While violence should feel natural in a film boiling with financial anxiety, all violence in Parasite is undeserved: it hinges entirely upon surprise. As someone who had the ending (the father murdering the patriarch of the wealthy family), I spent so much of my own viewing attempting to latch on to, or ascribe some sort of character to him: some spiral, some development and descent from his entire household’s slow con. However there is none. In no way do you know these characters, aside from minutest quirks and skills that are incorporated into their scheme. They are a family. In an unfortunate situation. Who better their situation. Then the father kills, runs, and leaves the dead daughter, widowed mother and comatose son in the dust. Yet all we know, is the father can drive, the mother can cook and clean, the son speaks English very well (and likes his student), and the daughter is crafty and cunning. What else are we left with?
This violent ending hinges entirely upon surprise. Therein lies my greatest criticism/issue with the film. I had heard from so many that you must “go in cold” to see Parasite. To not read ANYTHING about it, just watch it. What quality does a film have, you cannot know what happens for it to be enjoyable? How can a film such as that, hold up on multiple viewings, less so multiple years from now?
Parasite is not an atrocious film. It is not the landscape changing film some proclaim it is. However I find it atrocious how the public reveres such mediocrity with excellence. This is not an issue of opinion, it is an issue of continuing to challenge art: whereas Parasite challenges nothing.
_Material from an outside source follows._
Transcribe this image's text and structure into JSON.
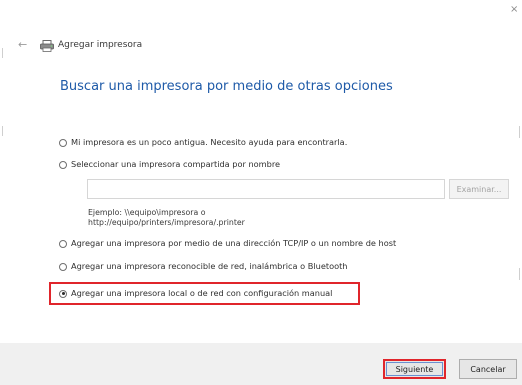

It is as superficial as superficial comes. You can love it, like it, whatever. But it is reckless and foolish to tout it as one of the greatest films ever made. Perpetuating the continued cycle of the bare minimum. It is a stereotype to respond to this sort of media buzz with “consume more art”, however, those are my parting words. Parasite is a passing fancy. If it remains a staple cinema excellence 20 years from now, and maintains its staying power, go ahead and rub it in my face (if the planet is still here).
And to close this review: I would like to add, that a character literally says the line, “this is so metaphorical”, several times in the film. If that’s not ham-fisted message screaming over quality filmmaking (not unlike best picture winner and truly atrocious monstrosity, Green Book) then I don’t know what is: I do know, that is is unconfident and lazy.
But what a lovely house.